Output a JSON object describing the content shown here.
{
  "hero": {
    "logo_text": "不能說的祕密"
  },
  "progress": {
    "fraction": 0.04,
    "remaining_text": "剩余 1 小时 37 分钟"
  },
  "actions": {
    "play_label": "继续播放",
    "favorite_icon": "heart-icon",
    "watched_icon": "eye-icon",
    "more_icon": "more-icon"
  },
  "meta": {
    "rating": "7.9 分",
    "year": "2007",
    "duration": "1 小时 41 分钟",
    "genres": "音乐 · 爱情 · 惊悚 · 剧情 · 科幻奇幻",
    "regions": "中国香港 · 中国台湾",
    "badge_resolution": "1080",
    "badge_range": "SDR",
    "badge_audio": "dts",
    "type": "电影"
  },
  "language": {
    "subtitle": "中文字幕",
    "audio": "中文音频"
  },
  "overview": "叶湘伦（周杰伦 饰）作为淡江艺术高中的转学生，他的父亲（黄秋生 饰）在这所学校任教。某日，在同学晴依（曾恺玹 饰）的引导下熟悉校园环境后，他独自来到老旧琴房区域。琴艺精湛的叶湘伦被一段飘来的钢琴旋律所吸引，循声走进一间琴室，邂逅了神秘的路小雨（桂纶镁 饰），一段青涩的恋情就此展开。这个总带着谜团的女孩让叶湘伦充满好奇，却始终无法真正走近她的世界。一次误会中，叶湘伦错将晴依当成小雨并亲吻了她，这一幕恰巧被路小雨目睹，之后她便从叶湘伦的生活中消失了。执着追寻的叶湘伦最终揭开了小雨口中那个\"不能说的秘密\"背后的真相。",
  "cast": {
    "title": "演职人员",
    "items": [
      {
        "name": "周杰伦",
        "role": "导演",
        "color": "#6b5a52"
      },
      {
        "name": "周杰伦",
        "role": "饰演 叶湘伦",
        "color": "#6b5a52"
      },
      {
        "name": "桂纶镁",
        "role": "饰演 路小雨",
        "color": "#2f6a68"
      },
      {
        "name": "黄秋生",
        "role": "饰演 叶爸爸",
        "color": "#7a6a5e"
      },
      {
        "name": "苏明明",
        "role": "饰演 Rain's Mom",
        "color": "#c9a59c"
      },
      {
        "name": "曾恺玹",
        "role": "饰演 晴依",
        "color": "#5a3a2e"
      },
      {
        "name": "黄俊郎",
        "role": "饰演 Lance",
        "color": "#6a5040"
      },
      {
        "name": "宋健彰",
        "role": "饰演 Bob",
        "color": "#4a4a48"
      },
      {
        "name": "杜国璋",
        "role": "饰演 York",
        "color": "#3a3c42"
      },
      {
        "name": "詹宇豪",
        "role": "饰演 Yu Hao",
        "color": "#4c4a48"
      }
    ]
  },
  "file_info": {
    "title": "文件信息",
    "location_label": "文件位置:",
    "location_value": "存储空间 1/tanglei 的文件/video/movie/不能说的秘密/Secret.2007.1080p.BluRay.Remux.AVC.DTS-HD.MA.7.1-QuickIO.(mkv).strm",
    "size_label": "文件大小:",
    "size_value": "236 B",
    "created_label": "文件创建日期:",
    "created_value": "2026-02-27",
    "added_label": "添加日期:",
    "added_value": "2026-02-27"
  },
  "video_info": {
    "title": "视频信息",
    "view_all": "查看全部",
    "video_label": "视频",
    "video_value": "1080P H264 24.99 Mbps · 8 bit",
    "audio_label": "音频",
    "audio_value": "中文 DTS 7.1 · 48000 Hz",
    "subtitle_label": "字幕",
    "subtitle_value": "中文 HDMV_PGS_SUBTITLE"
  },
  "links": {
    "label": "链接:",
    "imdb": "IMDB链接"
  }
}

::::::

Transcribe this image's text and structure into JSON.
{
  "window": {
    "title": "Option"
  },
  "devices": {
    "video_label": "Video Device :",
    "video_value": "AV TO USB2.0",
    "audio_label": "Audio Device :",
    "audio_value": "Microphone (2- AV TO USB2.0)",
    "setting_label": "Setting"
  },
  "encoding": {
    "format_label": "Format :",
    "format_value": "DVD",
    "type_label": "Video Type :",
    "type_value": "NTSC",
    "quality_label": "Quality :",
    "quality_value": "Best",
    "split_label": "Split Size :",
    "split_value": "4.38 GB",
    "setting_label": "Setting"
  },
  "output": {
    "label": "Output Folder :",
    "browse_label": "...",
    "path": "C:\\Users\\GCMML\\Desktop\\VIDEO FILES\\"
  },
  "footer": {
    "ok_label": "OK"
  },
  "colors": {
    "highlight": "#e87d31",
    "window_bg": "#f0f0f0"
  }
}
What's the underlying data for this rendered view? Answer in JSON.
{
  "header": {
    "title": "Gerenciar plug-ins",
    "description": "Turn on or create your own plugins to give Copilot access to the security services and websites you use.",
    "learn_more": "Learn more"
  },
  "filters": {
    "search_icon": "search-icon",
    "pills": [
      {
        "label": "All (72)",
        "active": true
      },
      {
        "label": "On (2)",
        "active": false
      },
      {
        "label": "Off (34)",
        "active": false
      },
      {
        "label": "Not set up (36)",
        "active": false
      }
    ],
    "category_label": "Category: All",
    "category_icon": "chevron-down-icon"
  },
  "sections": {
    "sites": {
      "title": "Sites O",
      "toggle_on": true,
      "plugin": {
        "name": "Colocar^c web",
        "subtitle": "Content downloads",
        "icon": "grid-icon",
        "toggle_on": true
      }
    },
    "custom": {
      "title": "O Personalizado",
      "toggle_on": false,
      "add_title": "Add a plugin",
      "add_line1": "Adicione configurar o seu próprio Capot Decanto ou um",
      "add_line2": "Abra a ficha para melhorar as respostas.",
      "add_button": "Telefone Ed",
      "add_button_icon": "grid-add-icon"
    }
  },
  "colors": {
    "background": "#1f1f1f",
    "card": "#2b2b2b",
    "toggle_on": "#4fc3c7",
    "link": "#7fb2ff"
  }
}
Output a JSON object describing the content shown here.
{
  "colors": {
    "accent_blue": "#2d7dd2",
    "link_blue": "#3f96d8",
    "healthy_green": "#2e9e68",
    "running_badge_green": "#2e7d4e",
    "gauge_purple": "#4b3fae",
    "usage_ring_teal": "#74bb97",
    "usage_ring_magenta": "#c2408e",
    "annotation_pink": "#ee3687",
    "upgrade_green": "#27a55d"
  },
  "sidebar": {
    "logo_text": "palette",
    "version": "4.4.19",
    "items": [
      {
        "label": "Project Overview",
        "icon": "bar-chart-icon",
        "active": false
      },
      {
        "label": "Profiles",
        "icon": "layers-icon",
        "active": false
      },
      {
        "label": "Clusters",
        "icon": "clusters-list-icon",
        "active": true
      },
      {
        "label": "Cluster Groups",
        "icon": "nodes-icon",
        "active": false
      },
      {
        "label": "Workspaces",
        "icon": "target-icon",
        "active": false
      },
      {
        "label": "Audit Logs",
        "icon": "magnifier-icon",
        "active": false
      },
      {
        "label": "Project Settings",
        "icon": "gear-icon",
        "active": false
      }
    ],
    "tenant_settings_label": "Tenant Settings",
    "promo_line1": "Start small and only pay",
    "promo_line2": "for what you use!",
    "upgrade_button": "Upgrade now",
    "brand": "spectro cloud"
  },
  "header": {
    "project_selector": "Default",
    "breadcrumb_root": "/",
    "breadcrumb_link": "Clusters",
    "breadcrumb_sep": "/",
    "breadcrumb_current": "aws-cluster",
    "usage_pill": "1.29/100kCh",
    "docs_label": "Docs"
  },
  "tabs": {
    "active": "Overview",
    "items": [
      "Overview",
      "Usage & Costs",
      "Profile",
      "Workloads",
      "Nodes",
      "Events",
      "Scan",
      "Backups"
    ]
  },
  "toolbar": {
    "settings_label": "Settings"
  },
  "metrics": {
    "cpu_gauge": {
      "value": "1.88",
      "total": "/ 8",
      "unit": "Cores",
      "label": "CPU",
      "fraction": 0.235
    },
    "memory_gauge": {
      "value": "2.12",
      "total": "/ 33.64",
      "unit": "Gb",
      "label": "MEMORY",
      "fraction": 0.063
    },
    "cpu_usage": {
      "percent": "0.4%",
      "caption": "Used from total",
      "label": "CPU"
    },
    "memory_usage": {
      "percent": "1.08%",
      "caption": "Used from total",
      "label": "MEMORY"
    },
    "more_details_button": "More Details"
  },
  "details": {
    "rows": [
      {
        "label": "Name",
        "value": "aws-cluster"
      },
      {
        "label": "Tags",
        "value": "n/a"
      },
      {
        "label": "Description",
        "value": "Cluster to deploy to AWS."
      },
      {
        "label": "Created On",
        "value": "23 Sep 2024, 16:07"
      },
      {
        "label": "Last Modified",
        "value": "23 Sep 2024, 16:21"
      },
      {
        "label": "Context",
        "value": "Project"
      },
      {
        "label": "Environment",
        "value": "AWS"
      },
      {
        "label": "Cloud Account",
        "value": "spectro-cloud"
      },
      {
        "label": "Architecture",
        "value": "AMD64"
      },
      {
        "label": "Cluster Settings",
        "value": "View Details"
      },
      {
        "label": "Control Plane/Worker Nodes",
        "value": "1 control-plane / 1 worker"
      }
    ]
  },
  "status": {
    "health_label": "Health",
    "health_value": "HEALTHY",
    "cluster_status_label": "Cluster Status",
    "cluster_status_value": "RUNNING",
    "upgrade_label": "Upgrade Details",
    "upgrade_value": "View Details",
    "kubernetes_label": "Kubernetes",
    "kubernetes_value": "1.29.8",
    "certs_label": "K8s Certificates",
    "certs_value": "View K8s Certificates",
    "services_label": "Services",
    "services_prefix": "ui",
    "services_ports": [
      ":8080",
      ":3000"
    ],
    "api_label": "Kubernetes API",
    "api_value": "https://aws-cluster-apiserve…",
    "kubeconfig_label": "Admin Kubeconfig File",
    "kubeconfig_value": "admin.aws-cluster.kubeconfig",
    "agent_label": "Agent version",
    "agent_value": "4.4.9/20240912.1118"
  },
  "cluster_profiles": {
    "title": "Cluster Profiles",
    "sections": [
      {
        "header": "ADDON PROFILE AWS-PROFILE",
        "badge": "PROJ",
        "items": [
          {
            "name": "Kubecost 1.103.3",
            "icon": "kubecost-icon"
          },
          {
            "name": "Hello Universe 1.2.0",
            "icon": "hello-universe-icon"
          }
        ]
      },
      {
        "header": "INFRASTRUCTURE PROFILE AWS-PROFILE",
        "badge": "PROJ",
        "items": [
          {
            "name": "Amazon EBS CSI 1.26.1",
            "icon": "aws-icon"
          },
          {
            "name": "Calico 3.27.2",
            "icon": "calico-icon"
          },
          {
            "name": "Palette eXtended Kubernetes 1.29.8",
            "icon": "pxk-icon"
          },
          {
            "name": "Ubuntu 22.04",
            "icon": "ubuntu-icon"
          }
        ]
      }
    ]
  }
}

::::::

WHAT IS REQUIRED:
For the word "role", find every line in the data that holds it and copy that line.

YOUR SOLUTION:
        "role": "导演",
        "role": "饰演 叶湘伦",
        "role": "饰演 路小雨",
        "role": "饰演 叶爸爸",
        "role": "饰演 Rain's Mom",
        "role": "饰演 晴依",
        "role": "饰演 Lance",
        "role": "饰演 Bob",
        "role": "饰演 York",
        "role": "饰演 Yu Hao",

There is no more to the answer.